In January, Wharton Social Impact Initiative and my firm, Catalyst at Large, released Project Sage 2.0, a global scan of 87 private equity, venture capital, and private debt funds that explicitly incorporate a gender lens in their investment strategy.
Over the coming weeks I’ll be sharing with you what I believe are some of the most interesting themes to emerge from the study. (Read the previous article in this series here.)
While all of the funds included in the scan have an impact via their focus on gender, as a committed social impact investor, I am particularly excited by the funds that combine their gender lens with an explicit focus on investing for social impact.
Sage 2.0 didn’t categorize the funds we surveyed by social impact, and it is not the role of our research to say whether a fund is impactful or not. But applying my own personal analysis, I believe about 30% of the funds in our study could be classified as impact funds — whether because they intentionally prioritize social or environmental impact and publicly articulate that intention, or because they are working in areas that disproportionately affect either gender equality or other social issues faced by women and girls.
Not all impact funds self-identify as such — whether because of stigma from investors or from entrepreneurs, some of whom believe that being invested in by an impact fund means that they will be taken less seriously.
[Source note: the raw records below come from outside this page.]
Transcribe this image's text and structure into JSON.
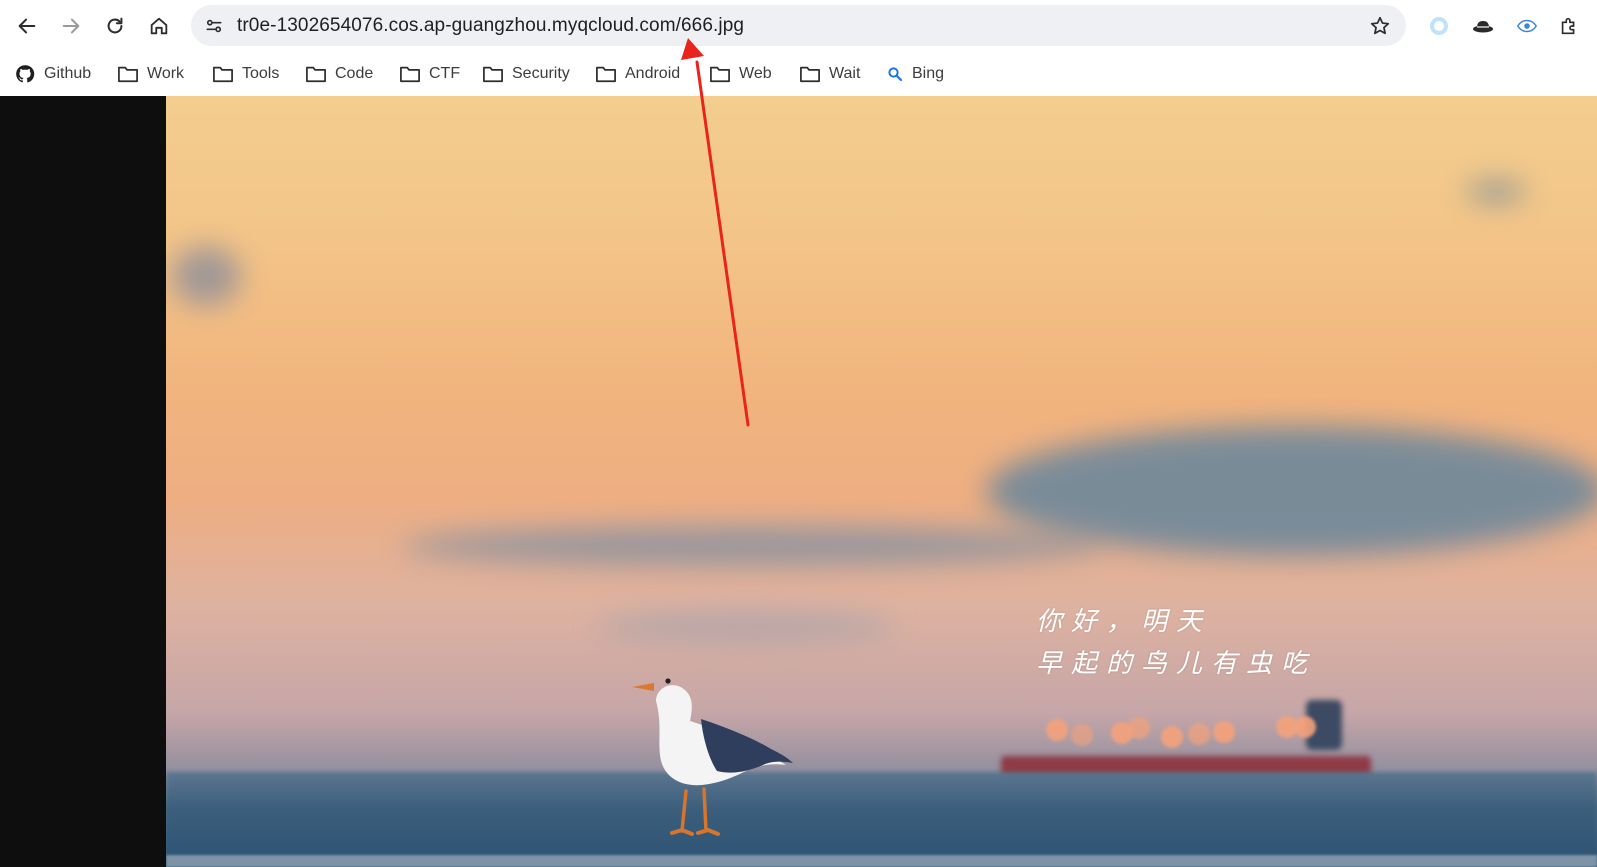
{
  "browser": {
    "url": "tr0e-1302654076.cos.ap-guangzhou.myqcloud.com/666.jpg"
  },
  "bookmarks": [
    {
      "label": "Github",
      "icon": "github-icon"
    },
    {
      "label": "Work",
      "icon": "folder-icon"
    },
    {
      "label": "Tools",
      "icon": "folder-icon"
    },
    {
      "label": "Code",
      "icon": "folder-icon"
    },
    {
      "label": "CTF",
      "icon": "folder-icon"
    },
    {
      "label": "Security",
      "icon": "folder-icon"
    },
    {
      "label": "Android",
      "icon": "folder-icon"
    },
    {
      "label": "Web",
      "icon": "folder-icon"
    },
    {
      "label": "Wait",
      "icon": "folder-icon"
    },
    {
      "label": "Bing",
      "icon": "search-icon"
    }
  ],
  "image": {
    "quote_line1": "你好，明天",
    "quote_line2": "早起的鸟儿有虫吃"
  },
  "annotation": {
    "color": "#e8241d"
  }
}
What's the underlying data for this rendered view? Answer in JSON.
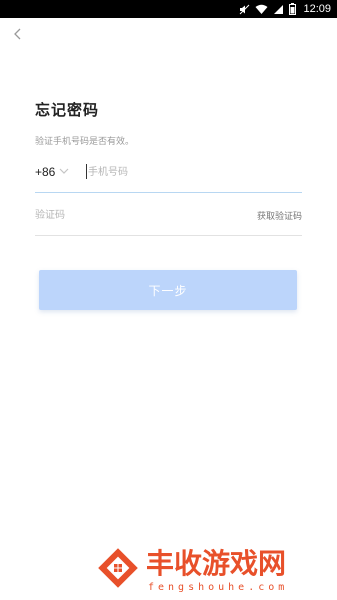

But if you, like I do, want to use your limited capital to make an impact on the social and environmental challenges facing our world, impact funds are a great way to do this.
Sage 2.0 saw a growth in the number of existing social impact funds incorporating a gender lens into their decision-making and analysis. In some cases, they moved from seeing a positive impact on gender equality as a given, to something they explicitly measure as part of their social and financial impact.
These funds don’t just focus on traditionally “gendered” areas like health, education, and retail, but also the environment, climate change, and deep technology solutions.
They are making the shift to think more explicitly about gender because they understand that doing so allows them to spot opportunities they wouldn’t otherwise see: whether that’s about who is leading or running a company, identifying products and services that will really improve women’s lives, or identifying businesses that are making innovations at the level of the value chain that will contribute to gender equality and improve the status of women.
There are too many of these funds in Sage 2.0 to highlight all of their good work in a single article. But I wanted to draw your attention to these six below, listed from A to Z, to illustrate some of the exciting work that is being done at the intersection of impact investing and gender-smart investing.
Alante Capital is focused on sustainable apparel, backing companies that radically improve social and environmental sustainability in the fashion industry through new fabrics and technologies.
Impact Engine is a women-led team focused on identifying entrepreneurs with the potential to drive by attractive financial returns and positive social impact.
Next Wave Impact is a North America-based all-woman fund that seeks to narrow the gender gap in angel investing. They invest in woman founded or co-founded companies that have a social or environmental remit and strong commercial potential.
SocialAlpha Investment Fund — Bastion is a Swiss-based impact fund from AlphaMundi that focuses on sustainable agriculture, renewable energy, and financial inclusion in Latin America and Africa. They embed gender analysis in their investment process and invest in businesses that provide goods and services that benefit women.
SEAF’s Women’s Economic Empowerment Fund focuses on entrepreneurs in south-east Asia and the GP was founded in 1989 — making it one of the longest running social impact fund managers. Over the past year, they have made gender a more integral part of their investment thesis, and have created a tool to evaluate how a business is performing on gender equality and to work with portfolio companies to increase their gender and business outcomes.
Women’s World Banking Capital Partners LP is the fund from Women’s World Banking, which has been helping women in emerging markets who are disproportionately left out of access to finance, for more than 35 years. They, too, have developed tools and scorecards to not only assess investments but to work with investees to increase their outcomes from a gender and business perspective.
There are many others — this is just a flavor of funds in the scan, and within the scan one can find funds targeting more developed markets as well as developing markets — impact can be found in Detroit and East London just as much as it can be found in East Africa or Southeast Asia.
For a copy of Project Sage 2.0, go to https://socialimpact.wharton.upenn.edu/research-reports/reports-2/project-sage-2/. For a spreadsheet of the funds included in the scan, email firstname.lastname@example.org.